The much-talked about drone delivery of essential medicines and blood to health facilities in hard-to-reach communities would commence next month.
The Operators of the Fly Zipline Ghana are expected to transport 149 key medical supplies across the country to improve healthcare delivery with 14 million people expected to benefit from the service.
Vice President Dr Mahamudu Bawumia announced this in Accra when he opened the Fifth Conference of the African Health Economics and Policy Association (AfHEA).
He said the Government was determined to improving healthcare, hence it had earmarked 2.5 per cent of taxes on goods and services towards healthcare delivery in Ghana.
He said government planned to leverage on technology for cost effective healthcare delivery towards attaining the universal health coverage of the United Nations Sustainable Development Goals (SDGs).
Vice President Bawumia reiterated government’s policy to supply one ambulance to each of the 275 constituencies by June, this year, to supplement healthcare delivery as part of the inclusive transformation agenda.
He gave the assurance that government would pursue programmes and interventions towards social progress to improve quality of life and sustainable development and cited the National Health Insurance Scheme rolled out in 2003, the Free Senior High School Policy, and the digitisation of the health sector as examples.
Parliament, last year, gave approval to Fly Zipline Ghana to operate in the country to improve medical services in deprived communities.
Ghana will become the second nation in Africa, after Rwanda, to adopt the drone technology for distribution of medical supplies.
The four-day conference, which is also being used to mark the 10th Anniversary of the Association, is under the theme: “Securing Primary Healthcare for All, the Foundation for Making Progress on Universal Health Care in Africa”.
The meeting attracted more than 450 members of the Association, comprising health experts and practitioners, researchers and students, who would discuss health outcomes, policy analysis and health financing, to facilitate health sector decision-making in Africa.
Diseases and sickness, the Vice President noted, do not know borders, politics or ethnicity and, therefore, called on all health practitioners and key stakeholders to rally together to find solution to health issues, especially as the African Continent lagged behind in many health indicators.
Vice President Bawumia said African nations needed to double their efforts to curb the high infant mortality rate so as to meet the SDG target by 2030 and called for multi-disciplinary approach to deal with the health challenges.
He called for increased investment in healthcare infrastructure and human capacity by African countries in order to achieve primary healthcare towards meeting the global healthcare benchmark.
Dr Chris Atim, the Executive Director of the African Health Economics and Policy Association, in his welcome address, said the Association was established on March 12, 2009 to promote and strengthen health planning services and analysis towards achieving equitable healthcare for Africa’s vulnerable people.

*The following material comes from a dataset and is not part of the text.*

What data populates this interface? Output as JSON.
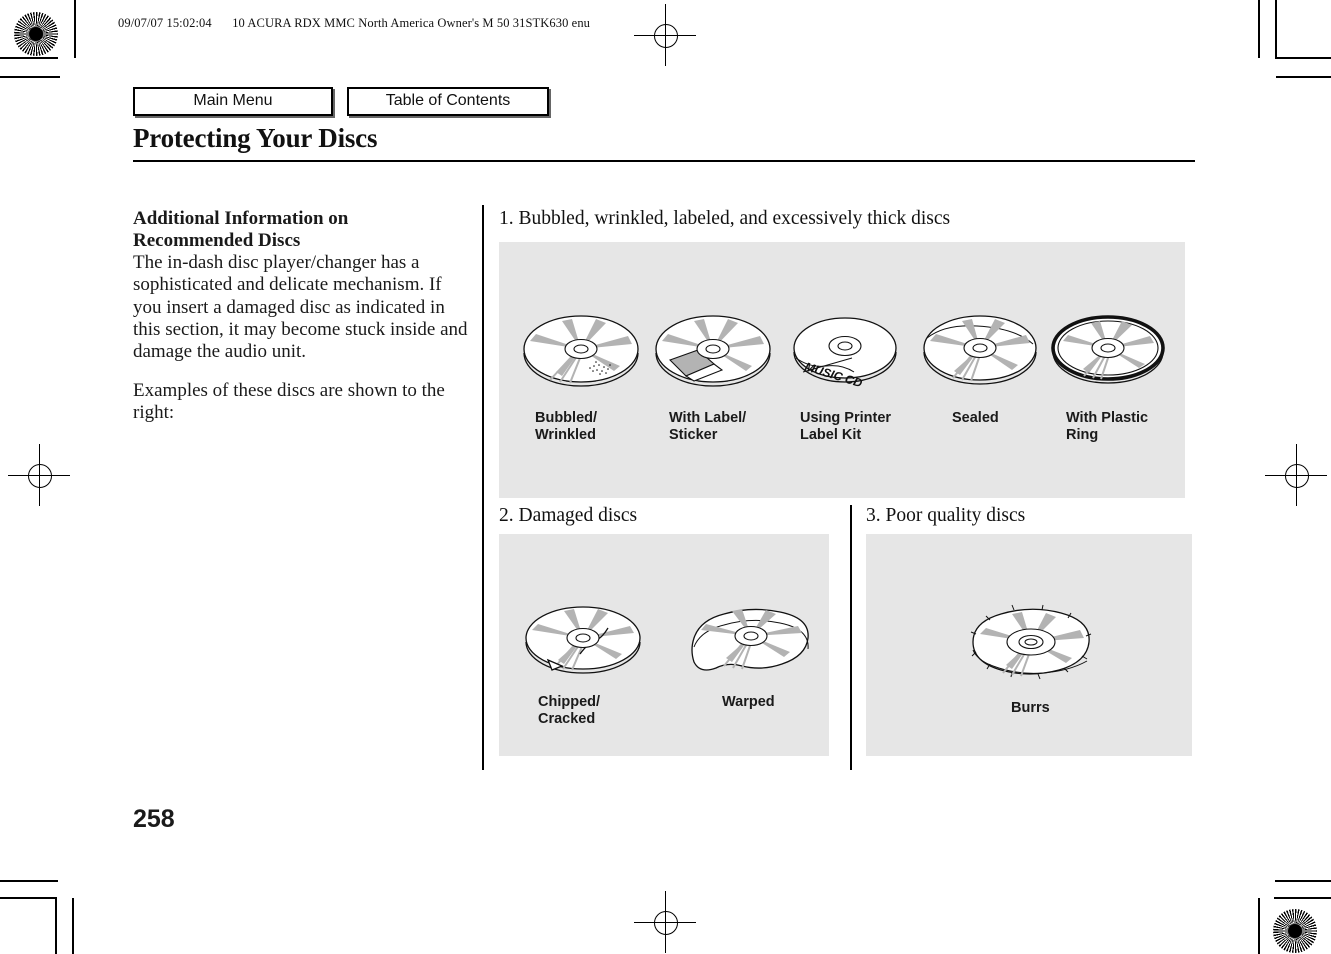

He said the Association intended to support African countries to achieve quality healthcare for their its citizens, suggest health policy interventions and also build the capacity of members through mentorship programmes and workshops geared towards accelerating healthcare.
There were fraternal messages from the Ghana Health Service, World Health Organisation, Ambassador of the Republic of Korea and Ministry of Health and Public Hygiene of the Republic of Cote d’Ivoire.